Work item -> Below is a set of records. Repeat them verbatim without the pictures.

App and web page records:
/---

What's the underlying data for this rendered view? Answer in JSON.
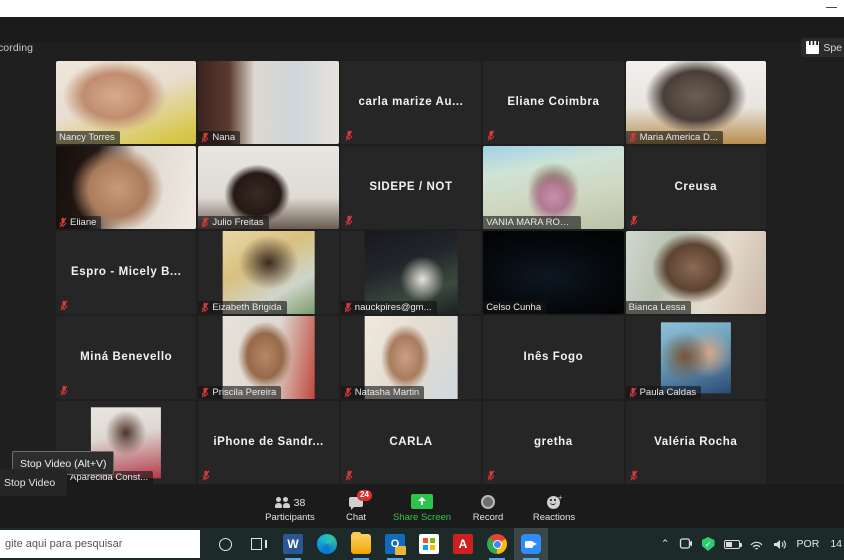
{
  "window": {
    "minimize_icon": "minimize-icon"
  },
  "zoom_header": {
    "recording_label": "ecording",
    "view_button_label": "Spe",
    "view_button_icon": "gallery-grid-icon"
  },
  "gallery": {
    "tiles": [
      {
        "name": "Nancy Torres",
        "type": "video",
        "muted": false,
        "active": false,
        "video": "nancy"
      },
      {
        "name": "Nana",
        "type": "video",
        "muted": true,
        "active": false,
        "video": "nana"
      },
      {
        "name": "carla marize Au...",
        "type": "name-only",
        "muted": true,
        "active": false
      },
      {
        "name": "Eliane Coimbra",
        "type": "name-only",
        "muted": true,
        "active": false
      },
      {
        "name": "Maria America D...",
        "type": "video",
        "muted": true,
        "active": false,
        "video": "maria"
      },
      {
        "name": "Eliane",
        "type": "video",
        "muted": true,
        "active": false,
        "video": "elianev"
      },
      {
        "name": "Julio Freitas",
        "type": "video",
        "muted": true,
        "active": false,
        "video": "julio"
      },
      {
        "name": "SIDEPE / NOT",
        "type": "name-only",
        "muted": true,
        "active": false
      },
      {
        "name": "VANIA MARA RODR...",
        "type": "video",
        "muted": false,
        "active": true,
        "video": "vania"
      },
      {
        "name": "Creusa",
        "type": "name-only",
        "muted": true,
        "active": false
      },
      {
        "name": "Espro - Micely B...",
        "type": "name-only",
        "muted": true,
        "active": false
      },
      {
        "name": "Eizabeth Brigida",
        "type": "inset",
        "muted": true,
        "active": false,
        "video": "eizabeth"
      },
      {
        "name": "nauckpires@gm...",
        "type": "inset",
        "muted": true,
        "active": false,
        "video": "nauck"
      },
      {
        "name": "Celso Cunha",
        "type": "video",
        "muted": false,
        "active": false,
        "video": "celso"
      },
      {
        "name": "Bianca Lessa",
        "type": "video",
        "muted": false,
        "active": false,
        "video": "bianca"
      },
      {
        "name": "Miná Benevello",
        "type": "name-only",
        "muted": true,
        "active": false
      },
      {
        "name": "Priscila Pereira",
        "type": "inset",
        "muted": true,
        "active": false,
        "video": "priscila"
      },
      {
        "name": "Natasha Martin",
        "type": "inset",
        "muted": true,
        "active": false,
        "video": "natasha"
      },
      {
        "name": "Inês Fogo",
        "type": "name-only",
        "muted": false,
        "active": false
      },
      {
        "name": "Paula Caldas",
        "type": "thumb",
        "muted": true,
        "active": false,
        "video": "paula"
      },
      {
        "name": "Aparecida Const...",
        "type": "thumb",
        "muted": true,
        "active": false,
        "video": "aparecida"
      },
      {
        "name": "iPhone de Sandr...",
        "type": "name-only",
        "muted": true,
        "active": false
      },
      {
        "name": "CARLA",
        "type": "name-only",
        "muted": true,
        "active": false
      },
      {
        "name": "gretha",
        "type": "name-only",
        "muted": true,
        "active": false
      },
      {
        "name": "Valéria Rocha",
        "type": "name-only",
        "muted": true,
        "active": false
      }
    ],
    "active_speaker_border_color": "#d9ea3c",
    "mute_icon_color": "#d63a3a"
  },
  "toolbar": {
    "items": [
      {
        "label": "Participants",
        "icon": "participants-icon",
        "count": "38",
        "badge": null,
        "accent": null
      },
      {
        "label": "Chat",
        "icon": "chat-icon",
        "count": null,
        "badge": "24",
        "accent": null
      },
      {
        "label": "Share Screen",
        "icon": "share-screen-icon",
        "count": null,
        "badge": null,
        "accent": "#2dc44c"
      },
      {
        "label": "Record",
        "icon": "record-icon",
        "count": null,
        "badge": null,
        "accent": null
      },
      {
        "label": "Reactions",
        "icon": "reactions-icon",
        "count": null,
        "badge": null,
        "accent": null
      }
    ],
    "stop_video_label": "Stop Video",
    "stop_video_tooltip": "Stop Video (Alt+V)"
  },
  "taskbar": {
    "search_placeholder": "gite aqui para pesquisar",
    "apps": [
      {
        "name": "cortana-icon"
      },
      {
        "name": "task-view-icon"
      },
      {
        "name": "word-icon"
      },
      {
        "name": "edge-icon"
      },
      {
        "name": "file-explorer-icon"
      },
      {
        "name": "outlook-icon"
      },
      {
        "name": "microsoft-store-icon"
      },
      {
        "name": "acrobat-reader-icon"
      },
      {
        "name": "chrome-icon"
      },
      {
        "name": "zoom-icon"
      }
    ],
    "tray": {
      "chevron": "⌃",
      "language": "POR",
      "clock": "14"
    }
  }
}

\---

Task output ->
What's the underlying data for this rendered view? Answer in JSON.
{
  "window": {
    "minimize_icon": "minimize-icon"
  },
  "zoom_header": {
    "recording_label": "ecording",
    "view_button_label": "Spe",
    "view_button_icon": "gallery-grid-icon"
  },
  "gallery": {
    "tiles": [
      {
        "name": "Nancy Torres",
        "type": "video",
        "muted": false,
        "active": false,
        "video": "nancy"
      },
      {
        "name": "Nana",
        "type": "video",
        "muted": true,
        "active": false,
        "video": "nana"
      },
      {
        "name": "carla marize Au...",
        "type": "name-only",
        "muted": true,
        "active": false
      },
      {
        "name": "Eliane Coimbra",
        "type": "name-only",
        "muted": true,
        "active": false
      },
      {
        "name": "Maria America D...",
        "type": "video",
        "muted": true,
        "active": false,
        "video": "maria"
      },
      {
        "name": "Eliane",
        "type": "video",
        "muted": true,
        "active": false,
        "video": "elianev"
      },
      {
        "name": "Julio Freitas",
        "type": "video",
        "muted": true,
        "active": false,
        "video": "julio"
      },
      {
        "name": "SIDEPE / NOT",
        "type": "name-only",
        "muted": true,
        "active": false
      },
      {
        "name": "VANIA MARA RODR...",
        "type": "video",
        "muted": false,
        "active": true,
        "video": "vania"
      },
      {
        "name": "Creusa",
        "type": "name-only",
        "muted": true,
        "active": false
      },
      {
        "name": "Espro - Micely B...",
        "type": "name-only",
        "muted": true,
        "active": false
      },
      {
        "name": "Eizabeth Brigida",
        "type": "inset",
        "muted": true,
        "active": false,
        "video": "eizabeth"
      },
      {
        "name": "nauckpires@gm...",
        "type": "inset",
        "muted": true,
        "active": false,
        "video": "nauck"
      },
      {
        "name": "Celso Cunha",
        "type": "video",
        "muted": false,
        "active": false,
        "video": "celso"
      },
      {
        "name": "Bianca Lessa",
        "type": "video",
        "muted": false,
        "active": false,
        "video": "bianca"
      },
      {
        "name": "Miná Benevello",
        "type": "name-only",
        "muted": true,
        "active": false
      },
      {
        "name": "Priscila Pereira",
        "type": "inset",
        "muted": true,
        "active": false,
        "video": "priscila"
      },
      {
        "name": "Natasha Martin",
        "type": "inset",
        "muted": true,
        "active": false,
        "video": "natasha"
      },
      {
        "name": "Inês Fogo",
        "type": "name-only",
        "muted": false,
        "active": false
      },
      {
        "name": "Paula Caldas",
        "type": "thumb",
        "muted": true,
        "active": false,
        "video": "paula"
      },
      {
        "name": "Aparecida Const...",
        "type": "thumb",
        "muted": true,
        "active": false,
        "video": "aparecida"
      },
      {
        "name": "iPhone de Sandr...",
        "type": "name-only",
        "muted": true,
        "active": false
      },
      {
        "name": "CARLA",
        "type": "name-only",
        "muted": true,
        "active": false
      },
      {
        "name": "gretha",
        "type": "name-only",
        "muted": true,
        "active": false
      },
      {
        "name": "Valéria Rocha",
        "type": "name-only",
        "muted": true,
        "active": false
      }
    ],
    "active_speaker_border_color": "#d9ea3c",
    "mute_icon_color": "#d63a3a"
  },
  "toolbar": {
    "items": [
      {
        "label": "Participants",
        "icon": "participants-icon",
        "count": "38",
        "badge": null,
        "accent": null
      },
      {
        "label": "Chat",
        "icon": "chat-icon",
        "count": null,
        "badge": "24",
        "accent": null
      },
      {
        "label": "Share Screen",
        "icon": "share-screen-icon",
        "count": null,
        "badge": null,
        "accent": "#2dc44c"
      },
      {
        "label": "Record",
        "icon": "record-icon",
        "count": null,
        "badge": null,
        "accent": null
      },
      {
        "label": "Reactions",
        "icon": "reactions-icon",
        "count": null,
        "badge": null,
        "accent": null
      }
    ],
    "stop_video_label": "Stop Video",
    "stop_video_tooltip": "Stop Video (Alt+V)"
  },
  "taskbar": {
    "search_placeholder": "gite aqui para pesquisar",
    "apps": [
      {
        "name": "cortana-icon"
      },
      {
        "name": "task-view-icon"
      },
      {
        "name": "word-icon"
      },
      {
        "name": "edge-icon"
      },
      {
        "name": "file-explorer-icon"
      },
      {
        "name": "outlook-icon"
      },
      {
        "name": "microsoft-store-icon"
      },
      {
        "name": "acrobat-reader-icon"
      },
      {
        "name": "chrome-icon"
      },
      {
        "name": "zoom-icon"
      }
    ],
    "tray": {
      "chevron": "⌃",
      "language": "POR",
      "clock": "14"
    }
  }
}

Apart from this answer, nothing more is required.